Problem: If a line in the records below contains "Číslo", copy that line.

(Data excerpts)
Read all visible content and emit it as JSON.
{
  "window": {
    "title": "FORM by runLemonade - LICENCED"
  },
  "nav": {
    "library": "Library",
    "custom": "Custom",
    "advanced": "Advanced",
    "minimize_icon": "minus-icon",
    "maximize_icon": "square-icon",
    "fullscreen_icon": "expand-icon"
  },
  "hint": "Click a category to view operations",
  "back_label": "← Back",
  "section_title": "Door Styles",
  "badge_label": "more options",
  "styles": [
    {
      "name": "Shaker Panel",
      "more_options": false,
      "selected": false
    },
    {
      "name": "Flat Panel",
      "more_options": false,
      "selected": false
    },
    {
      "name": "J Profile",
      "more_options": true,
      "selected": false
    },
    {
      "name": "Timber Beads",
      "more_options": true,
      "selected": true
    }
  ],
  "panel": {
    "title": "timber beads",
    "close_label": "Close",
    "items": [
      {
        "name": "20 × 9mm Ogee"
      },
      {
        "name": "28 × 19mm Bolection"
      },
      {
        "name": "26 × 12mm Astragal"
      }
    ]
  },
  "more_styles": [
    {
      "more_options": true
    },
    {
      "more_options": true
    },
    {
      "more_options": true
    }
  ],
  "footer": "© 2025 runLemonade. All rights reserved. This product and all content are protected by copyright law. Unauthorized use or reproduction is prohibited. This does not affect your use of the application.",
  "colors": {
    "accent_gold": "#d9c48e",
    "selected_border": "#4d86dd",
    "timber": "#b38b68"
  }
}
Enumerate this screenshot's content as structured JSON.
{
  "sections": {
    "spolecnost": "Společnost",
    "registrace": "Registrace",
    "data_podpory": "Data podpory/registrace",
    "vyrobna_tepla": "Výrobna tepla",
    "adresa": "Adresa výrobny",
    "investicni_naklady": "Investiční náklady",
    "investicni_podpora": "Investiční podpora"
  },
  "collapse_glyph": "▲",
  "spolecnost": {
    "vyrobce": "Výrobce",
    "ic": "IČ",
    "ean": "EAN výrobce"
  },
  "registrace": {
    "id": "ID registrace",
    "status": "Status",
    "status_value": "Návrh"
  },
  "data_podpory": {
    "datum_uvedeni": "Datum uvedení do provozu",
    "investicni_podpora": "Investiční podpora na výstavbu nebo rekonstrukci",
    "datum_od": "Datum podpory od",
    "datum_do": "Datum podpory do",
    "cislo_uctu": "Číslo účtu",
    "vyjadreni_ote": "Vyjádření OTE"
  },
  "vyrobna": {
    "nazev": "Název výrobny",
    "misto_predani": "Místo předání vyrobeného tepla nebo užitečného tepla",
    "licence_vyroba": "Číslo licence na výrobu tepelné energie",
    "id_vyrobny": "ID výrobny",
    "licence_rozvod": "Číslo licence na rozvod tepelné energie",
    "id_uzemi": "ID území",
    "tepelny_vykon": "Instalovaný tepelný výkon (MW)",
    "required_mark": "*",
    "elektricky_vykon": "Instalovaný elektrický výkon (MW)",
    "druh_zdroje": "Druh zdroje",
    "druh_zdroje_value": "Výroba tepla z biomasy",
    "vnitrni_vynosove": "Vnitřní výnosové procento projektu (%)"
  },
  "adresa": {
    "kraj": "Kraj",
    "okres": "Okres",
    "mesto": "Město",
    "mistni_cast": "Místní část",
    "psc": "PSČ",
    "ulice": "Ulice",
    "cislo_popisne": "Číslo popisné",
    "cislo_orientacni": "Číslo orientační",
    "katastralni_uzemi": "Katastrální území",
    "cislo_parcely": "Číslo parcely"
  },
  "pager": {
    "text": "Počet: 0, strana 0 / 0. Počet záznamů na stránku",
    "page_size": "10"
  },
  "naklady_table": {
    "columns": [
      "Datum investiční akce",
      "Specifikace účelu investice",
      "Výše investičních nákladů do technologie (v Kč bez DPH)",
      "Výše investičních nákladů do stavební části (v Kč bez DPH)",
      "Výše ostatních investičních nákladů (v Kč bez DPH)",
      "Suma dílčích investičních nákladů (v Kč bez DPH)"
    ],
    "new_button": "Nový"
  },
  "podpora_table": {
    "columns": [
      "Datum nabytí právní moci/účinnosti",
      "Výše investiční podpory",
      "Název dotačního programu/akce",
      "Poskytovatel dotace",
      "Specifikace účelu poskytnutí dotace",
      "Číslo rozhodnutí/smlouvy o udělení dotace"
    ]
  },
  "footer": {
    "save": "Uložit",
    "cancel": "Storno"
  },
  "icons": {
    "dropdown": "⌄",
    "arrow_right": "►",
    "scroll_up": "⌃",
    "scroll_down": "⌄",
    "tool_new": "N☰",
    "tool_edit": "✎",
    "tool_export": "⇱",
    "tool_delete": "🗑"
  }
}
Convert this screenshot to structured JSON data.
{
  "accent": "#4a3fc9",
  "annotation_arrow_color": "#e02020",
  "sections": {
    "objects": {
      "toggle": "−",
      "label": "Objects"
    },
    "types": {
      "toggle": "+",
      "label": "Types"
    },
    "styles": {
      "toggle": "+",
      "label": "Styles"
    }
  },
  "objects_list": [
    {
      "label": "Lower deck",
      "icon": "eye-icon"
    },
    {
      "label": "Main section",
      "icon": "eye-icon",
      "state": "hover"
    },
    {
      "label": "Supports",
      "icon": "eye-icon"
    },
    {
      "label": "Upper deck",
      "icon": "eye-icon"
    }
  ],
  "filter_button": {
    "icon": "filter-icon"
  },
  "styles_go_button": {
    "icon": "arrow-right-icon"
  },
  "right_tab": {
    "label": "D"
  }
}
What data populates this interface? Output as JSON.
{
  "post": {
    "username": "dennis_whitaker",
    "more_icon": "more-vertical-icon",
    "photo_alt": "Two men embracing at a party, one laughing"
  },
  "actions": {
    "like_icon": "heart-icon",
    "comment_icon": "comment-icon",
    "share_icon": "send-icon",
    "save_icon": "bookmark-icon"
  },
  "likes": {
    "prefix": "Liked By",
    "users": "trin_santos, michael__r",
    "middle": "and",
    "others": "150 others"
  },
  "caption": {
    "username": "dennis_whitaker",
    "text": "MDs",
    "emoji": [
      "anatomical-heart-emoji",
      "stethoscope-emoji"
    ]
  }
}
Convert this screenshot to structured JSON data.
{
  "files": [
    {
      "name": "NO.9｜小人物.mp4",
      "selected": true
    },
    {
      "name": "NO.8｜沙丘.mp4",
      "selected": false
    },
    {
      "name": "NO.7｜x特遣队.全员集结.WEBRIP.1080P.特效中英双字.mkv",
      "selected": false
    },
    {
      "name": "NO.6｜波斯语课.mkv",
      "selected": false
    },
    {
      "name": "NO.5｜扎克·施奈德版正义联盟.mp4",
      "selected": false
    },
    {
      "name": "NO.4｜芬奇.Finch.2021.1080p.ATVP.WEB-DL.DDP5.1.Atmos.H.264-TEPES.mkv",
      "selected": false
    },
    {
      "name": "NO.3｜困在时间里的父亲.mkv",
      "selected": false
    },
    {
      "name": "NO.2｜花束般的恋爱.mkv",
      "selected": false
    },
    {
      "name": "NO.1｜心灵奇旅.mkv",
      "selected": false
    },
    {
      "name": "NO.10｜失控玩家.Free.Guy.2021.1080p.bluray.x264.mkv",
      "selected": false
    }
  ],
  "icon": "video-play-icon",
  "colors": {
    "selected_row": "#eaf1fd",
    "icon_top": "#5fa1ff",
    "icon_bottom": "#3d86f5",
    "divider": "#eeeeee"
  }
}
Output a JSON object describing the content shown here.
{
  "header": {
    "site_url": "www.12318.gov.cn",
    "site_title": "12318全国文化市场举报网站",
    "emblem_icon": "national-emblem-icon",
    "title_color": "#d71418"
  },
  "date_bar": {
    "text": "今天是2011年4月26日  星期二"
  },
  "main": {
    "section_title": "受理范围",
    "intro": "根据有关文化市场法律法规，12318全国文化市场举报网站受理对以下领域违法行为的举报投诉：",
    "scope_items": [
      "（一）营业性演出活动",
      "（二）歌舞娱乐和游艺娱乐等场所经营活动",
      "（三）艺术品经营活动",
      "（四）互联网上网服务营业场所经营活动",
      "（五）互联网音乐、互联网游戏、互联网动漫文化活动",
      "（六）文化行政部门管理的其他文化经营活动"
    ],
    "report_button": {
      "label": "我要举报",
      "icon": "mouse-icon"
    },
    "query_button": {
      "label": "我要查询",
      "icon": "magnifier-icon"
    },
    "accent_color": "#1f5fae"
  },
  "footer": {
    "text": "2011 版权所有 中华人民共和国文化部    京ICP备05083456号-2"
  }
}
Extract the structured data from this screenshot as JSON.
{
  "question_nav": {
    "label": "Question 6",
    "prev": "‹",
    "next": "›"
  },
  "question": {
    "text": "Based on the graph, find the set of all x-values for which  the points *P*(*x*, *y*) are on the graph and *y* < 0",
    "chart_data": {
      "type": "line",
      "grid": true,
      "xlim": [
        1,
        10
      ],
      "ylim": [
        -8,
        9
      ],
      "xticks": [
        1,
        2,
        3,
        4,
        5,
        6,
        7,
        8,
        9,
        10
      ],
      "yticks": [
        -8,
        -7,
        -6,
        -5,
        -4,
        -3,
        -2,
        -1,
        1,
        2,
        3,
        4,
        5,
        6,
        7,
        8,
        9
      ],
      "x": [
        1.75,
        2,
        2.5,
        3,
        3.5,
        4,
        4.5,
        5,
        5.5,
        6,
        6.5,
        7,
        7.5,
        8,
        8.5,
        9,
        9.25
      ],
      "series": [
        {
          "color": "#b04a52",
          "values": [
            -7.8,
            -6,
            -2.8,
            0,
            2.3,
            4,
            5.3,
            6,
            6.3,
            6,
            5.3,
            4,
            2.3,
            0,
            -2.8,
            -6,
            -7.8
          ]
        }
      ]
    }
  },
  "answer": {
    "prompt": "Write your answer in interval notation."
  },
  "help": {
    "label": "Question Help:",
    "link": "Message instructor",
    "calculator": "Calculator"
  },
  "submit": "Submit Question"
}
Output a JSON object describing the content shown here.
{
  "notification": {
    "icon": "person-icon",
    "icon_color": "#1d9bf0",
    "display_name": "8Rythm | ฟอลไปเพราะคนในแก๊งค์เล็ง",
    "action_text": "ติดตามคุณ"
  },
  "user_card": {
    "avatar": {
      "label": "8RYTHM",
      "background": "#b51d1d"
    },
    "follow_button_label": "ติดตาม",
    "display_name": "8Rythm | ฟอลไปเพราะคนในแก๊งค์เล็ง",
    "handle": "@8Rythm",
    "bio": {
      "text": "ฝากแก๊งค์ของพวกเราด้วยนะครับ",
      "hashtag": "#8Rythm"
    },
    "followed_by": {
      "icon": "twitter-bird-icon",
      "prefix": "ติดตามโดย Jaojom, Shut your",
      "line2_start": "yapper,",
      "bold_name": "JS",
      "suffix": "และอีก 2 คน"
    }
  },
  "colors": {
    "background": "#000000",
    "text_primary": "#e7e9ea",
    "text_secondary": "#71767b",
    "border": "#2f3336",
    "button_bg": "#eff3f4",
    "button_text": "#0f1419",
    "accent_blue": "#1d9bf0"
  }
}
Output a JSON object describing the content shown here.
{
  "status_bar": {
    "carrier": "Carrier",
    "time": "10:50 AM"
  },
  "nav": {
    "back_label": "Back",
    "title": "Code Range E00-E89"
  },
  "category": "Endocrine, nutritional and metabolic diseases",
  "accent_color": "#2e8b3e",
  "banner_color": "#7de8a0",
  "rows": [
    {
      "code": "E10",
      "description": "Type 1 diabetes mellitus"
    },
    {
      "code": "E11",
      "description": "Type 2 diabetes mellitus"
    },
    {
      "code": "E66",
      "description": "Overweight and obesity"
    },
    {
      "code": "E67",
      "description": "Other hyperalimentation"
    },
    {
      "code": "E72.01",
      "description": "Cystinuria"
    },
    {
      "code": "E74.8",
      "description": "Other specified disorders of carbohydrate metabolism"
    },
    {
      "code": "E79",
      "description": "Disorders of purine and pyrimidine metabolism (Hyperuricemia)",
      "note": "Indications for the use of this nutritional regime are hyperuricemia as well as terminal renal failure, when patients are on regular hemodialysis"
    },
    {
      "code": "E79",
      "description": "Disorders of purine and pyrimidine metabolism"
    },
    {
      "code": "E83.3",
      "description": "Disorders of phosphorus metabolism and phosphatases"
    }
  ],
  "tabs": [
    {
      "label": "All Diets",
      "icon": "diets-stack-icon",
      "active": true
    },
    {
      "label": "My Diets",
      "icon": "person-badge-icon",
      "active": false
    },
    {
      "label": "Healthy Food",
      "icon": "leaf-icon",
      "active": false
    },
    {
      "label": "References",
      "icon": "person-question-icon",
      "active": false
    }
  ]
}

Exercise response:
    "cislo_uctu": "Číslo účtu",
    "licence_vyroba": "Číslo licence na výrobu tepelné energie",
    "licence_rozvod": "Číslo licence na rozvod tepelné energie",
    "cislo_popisne": "Číslo popisné",
    "cislo_orientacni": "Číslo orientační",
    "cislo_parcely": "Číslo parcely"
      "Číslo rozhodnutí/smlouvy o udělení dotace"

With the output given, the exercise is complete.